China. He remained head of the Privy council while Kuroda Kiyotaka
and Yamagata Aritomo
were Prime Ministers.
Ito was prime minister again from 1892 to 1896, during which time Japan
defeated China in the Sino-Japanese War of 1894-1895. He represented Japan
in negotiating the Treaty of Shimonoseki, which formally concluded the
war. The victory signaled Japan's emergence as the dominant East Asian
power, but it also marked the point at which Japanese foreign policy began
to emphasize Western-style territorial expansion. In 1901, he became the
first leader of the Seiyukai party. He remained a power in the government
as the premiership alternated between Saionji Kimmochi
and Katsura Taro
In November 1905 following the Russo-Japanese War, Korea was occupied by
Japanese forces and the Korean government was made to sign a Protectorate
Treaty, Ito became the first Resident General (kankoku tokan韓国統監) in
1907. He forced the Korean ruler, King Kojong, to abdicate and he established
a full Japanese protectorate over Korea, thus paving the way for annexation.
Ito resigned as resident general in 1909. However, during a tour of Manchuria
later that year he was assassinated in Harbin by An Chung-gun, a Korean
nationalist, which provoked the annexation of Korea in 1910.
After his death and throughout the prewar period, Ito Hirobumi was on the

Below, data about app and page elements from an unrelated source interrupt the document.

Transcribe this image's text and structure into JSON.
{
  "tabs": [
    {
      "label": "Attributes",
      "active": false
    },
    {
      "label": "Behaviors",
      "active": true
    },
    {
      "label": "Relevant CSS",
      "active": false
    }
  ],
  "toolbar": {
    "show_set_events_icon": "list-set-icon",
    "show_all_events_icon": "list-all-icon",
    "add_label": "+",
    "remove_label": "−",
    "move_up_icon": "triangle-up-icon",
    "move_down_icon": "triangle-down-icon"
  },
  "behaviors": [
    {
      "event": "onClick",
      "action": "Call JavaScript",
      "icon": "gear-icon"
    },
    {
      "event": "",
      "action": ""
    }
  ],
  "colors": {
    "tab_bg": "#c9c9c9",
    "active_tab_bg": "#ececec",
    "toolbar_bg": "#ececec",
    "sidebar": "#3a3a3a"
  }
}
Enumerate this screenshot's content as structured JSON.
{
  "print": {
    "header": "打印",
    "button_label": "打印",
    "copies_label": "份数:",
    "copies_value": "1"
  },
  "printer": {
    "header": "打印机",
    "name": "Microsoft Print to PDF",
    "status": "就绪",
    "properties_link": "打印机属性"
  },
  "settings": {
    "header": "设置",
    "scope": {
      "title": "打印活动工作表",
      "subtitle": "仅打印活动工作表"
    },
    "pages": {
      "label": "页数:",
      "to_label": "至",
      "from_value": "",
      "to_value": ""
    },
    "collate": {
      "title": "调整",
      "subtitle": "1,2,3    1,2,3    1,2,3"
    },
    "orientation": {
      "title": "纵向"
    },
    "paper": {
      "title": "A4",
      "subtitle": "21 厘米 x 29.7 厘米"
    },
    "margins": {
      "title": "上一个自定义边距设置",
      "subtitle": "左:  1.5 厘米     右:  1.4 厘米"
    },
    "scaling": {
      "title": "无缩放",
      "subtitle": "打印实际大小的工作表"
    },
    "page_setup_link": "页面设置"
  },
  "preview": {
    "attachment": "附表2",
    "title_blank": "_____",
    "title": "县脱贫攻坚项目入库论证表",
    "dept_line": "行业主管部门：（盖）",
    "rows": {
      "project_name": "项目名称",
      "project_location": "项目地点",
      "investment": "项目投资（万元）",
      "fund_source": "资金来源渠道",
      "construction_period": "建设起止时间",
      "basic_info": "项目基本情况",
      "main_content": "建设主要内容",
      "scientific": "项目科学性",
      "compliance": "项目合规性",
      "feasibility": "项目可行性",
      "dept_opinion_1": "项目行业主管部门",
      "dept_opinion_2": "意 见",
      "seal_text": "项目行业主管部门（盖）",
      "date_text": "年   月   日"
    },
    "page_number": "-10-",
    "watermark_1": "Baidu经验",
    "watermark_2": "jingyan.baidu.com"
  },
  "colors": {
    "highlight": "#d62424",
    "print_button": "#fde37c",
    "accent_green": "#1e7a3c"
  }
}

1,000 Yen note. In Hagi, Yamaguchi, his birthplace
is now a tourist attraction.